Why do some people seem to do things quickly and easily while others struggle or simply give up? How we do things, perform on the job for example, often depends on how we were trained. Now, most of us are trainers as well as trainees. You’re a trainer when you show someone how to run a piece of equipment, how to behave, or how to tie a bow.
But what makes training take? What’s to say that the people we train will be able to do what we teach them? Well, many studies have shown that four things are needed for effective training: First, the skill needs to be taught. Then, there must be an opportunity to practice, a supportive environment that rewards performance, and finally, self-efficacy.
Now, self-efficacy is a concept that The Pacific Institute has included in its programs for a very long time. It simply means our own judgment about whether we can do specific things, as well as our belief about whether we can influence our environment. While our level of self-efficacy can be general, most often it is task specific. For example, we can be efficacious in math, but not so much in cooking or decorating. And it is different with every individual.
Dr. Albert Bandura, National Medal of Science award winner, out of Stanford University, is an internationally recognized expert on self-efficacy and has been a tremendous resource for the Institute. Dr. Bandura tells us that when our self-efficacy is low, we avoid difficult tasks, give up quickly, and are slow to recover confidence after failure or setbacks. Self-efficacy is built when we practice enough to develop competence or mastery and when we interpret that success as due to our own efforts rather than luck or circumstances. A secondary benefit is increased self-confidence.
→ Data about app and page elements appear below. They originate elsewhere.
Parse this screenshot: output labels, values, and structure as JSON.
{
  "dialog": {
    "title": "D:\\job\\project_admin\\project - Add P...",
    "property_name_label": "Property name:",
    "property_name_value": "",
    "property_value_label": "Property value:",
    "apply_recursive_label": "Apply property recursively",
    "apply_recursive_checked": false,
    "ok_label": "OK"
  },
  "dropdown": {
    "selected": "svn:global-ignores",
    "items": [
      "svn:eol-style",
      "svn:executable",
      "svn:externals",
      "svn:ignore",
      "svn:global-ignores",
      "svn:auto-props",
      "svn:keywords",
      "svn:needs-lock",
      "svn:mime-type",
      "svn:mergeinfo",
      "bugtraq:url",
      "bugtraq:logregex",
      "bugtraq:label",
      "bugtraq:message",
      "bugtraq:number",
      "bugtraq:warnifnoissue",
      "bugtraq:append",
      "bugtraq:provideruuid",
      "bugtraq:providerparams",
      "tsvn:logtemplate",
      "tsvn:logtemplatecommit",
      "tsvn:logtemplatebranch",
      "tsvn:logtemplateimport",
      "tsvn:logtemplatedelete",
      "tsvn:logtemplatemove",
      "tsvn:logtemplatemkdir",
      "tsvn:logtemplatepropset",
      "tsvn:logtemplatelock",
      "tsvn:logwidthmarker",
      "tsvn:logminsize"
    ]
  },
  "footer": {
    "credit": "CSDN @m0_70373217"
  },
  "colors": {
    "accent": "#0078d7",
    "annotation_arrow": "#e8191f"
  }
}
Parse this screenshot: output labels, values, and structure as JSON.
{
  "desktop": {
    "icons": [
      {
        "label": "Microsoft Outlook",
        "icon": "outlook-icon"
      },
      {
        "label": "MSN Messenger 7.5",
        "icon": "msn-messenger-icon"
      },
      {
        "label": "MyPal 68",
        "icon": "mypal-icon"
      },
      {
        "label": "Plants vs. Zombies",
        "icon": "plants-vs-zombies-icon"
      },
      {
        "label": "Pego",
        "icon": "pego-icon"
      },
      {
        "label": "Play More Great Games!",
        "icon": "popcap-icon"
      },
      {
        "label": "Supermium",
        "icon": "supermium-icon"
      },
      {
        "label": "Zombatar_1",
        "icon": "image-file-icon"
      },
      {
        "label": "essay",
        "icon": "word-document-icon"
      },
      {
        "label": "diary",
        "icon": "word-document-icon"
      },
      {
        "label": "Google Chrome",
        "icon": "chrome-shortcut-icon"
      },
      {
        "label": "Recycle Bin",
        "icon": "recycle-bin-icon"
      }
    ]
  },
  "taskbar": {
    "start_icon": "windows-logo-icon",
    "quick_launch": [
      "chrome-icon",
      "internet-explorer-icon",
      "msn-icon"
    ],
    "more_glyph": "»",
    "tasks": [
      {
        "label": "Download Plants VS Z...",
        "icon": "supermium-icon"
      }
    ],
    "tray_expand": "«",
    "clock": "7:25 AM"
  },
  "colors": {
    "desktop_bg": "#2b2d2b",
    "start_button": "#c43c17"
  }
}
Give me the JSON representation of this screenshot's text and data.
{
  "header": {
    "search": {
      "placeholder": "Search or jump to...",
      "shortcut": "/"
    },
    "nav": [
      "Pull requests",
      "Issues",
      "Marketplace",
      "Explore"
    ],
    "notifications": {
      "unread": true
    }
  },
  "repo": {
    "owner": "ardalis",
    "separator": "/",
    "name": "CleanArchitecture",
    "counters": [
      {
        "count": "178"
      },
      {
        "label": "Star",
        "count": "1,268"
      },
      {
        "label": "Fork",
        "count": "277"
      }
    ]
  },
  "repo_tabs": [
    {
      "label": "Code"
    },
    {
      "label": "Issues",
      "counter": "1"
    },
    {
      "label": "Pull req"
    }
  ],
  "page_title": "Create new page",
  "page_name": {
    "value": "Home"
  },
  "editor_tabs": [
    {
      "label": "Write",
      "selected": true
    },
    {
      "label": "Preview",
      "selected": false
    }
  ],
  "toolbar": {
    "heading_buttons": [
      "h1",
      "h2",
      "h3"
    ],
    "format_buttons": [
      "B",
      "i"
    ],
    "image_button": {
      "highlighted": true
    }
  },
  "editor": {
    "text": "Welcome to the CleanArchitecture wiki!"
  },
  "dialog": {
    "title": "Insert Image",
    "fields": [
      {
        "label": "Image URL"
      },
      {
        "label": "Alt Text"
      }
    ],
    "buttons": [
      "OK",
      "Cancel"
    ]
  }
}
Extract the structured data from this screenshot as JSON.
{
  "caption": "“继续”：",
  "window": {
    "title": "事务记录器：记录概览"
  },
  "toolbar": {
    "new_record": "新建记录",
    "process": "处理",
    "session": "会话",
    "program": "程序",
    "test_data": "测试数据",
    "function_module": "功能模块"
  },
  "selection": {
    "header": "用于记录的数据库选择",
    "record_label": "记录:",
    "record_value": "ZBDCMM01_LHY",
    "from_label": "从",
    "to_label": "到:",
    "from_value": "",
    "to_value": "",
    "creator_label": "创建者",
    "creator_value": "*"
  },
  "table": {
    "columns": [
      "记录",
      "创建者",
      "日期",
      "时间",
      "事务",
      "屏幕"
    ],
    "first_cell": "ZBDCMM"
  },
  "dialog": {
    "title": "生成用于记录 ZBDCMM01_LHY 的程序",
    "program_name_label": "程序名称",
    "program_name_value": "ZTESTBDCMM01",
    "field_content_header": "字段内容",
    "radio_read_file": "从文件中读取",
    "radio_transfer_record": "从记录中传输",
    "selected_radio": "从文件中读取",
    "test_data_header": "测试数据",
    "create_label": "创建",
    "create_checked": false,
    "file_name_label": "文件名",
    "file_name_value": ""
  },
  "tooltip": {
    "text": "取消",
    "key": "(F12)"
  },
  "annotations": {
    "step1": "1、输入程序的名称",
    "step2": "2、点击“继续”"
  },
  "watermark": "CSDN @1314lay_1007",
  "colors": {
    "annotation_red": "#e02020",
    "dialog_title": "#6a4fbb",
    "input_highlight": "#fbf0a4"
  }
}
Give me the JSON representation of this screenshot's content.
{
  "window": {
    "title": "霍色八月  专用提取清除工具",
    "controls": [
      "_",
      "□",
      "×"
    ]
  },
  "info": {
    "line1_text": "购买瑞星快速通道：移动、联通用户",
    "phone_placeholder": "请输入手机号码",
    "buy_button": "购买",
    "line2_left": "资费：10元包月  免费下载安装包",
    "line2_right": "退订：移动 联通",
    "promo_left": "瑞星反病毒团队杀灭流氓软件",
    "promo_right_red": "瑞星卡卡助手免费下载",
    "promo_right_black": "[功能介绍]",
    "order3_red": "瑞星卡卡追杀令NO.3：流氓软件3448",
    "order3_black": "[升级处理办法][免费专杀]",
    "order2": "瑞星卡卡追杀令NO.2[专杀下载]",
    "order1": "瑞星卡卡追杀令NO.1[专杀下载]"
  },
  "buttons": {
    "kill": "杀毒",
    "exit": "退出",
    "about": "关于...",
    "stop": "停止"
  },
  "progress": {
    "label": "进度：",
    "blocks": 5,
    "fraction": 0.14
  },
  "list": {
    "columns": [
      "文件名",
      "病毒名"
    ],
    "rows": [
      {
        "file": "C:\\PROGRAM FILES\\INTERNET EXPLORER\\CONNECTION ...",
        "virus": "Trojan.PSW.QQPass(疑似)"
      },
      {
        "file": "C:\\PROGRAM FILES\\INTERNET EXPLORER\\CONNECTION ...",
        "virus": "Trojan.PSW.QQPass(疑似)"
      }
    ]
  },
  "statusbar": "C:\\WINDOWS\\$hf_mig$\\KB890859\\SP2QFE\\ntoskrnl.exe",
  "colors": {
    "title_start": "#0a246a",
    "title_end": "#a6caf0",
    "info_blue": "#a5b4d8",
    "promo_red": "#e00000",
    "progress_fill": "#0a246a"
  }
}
So when you train others – your children, for example – it will be helpful to break tasks down into manageable chunks, arrange for practice that leads to success, and give feedback that emphasizes progress rather than shortfall. You and your children – or you and your employees and team members – will be building self-efficacy.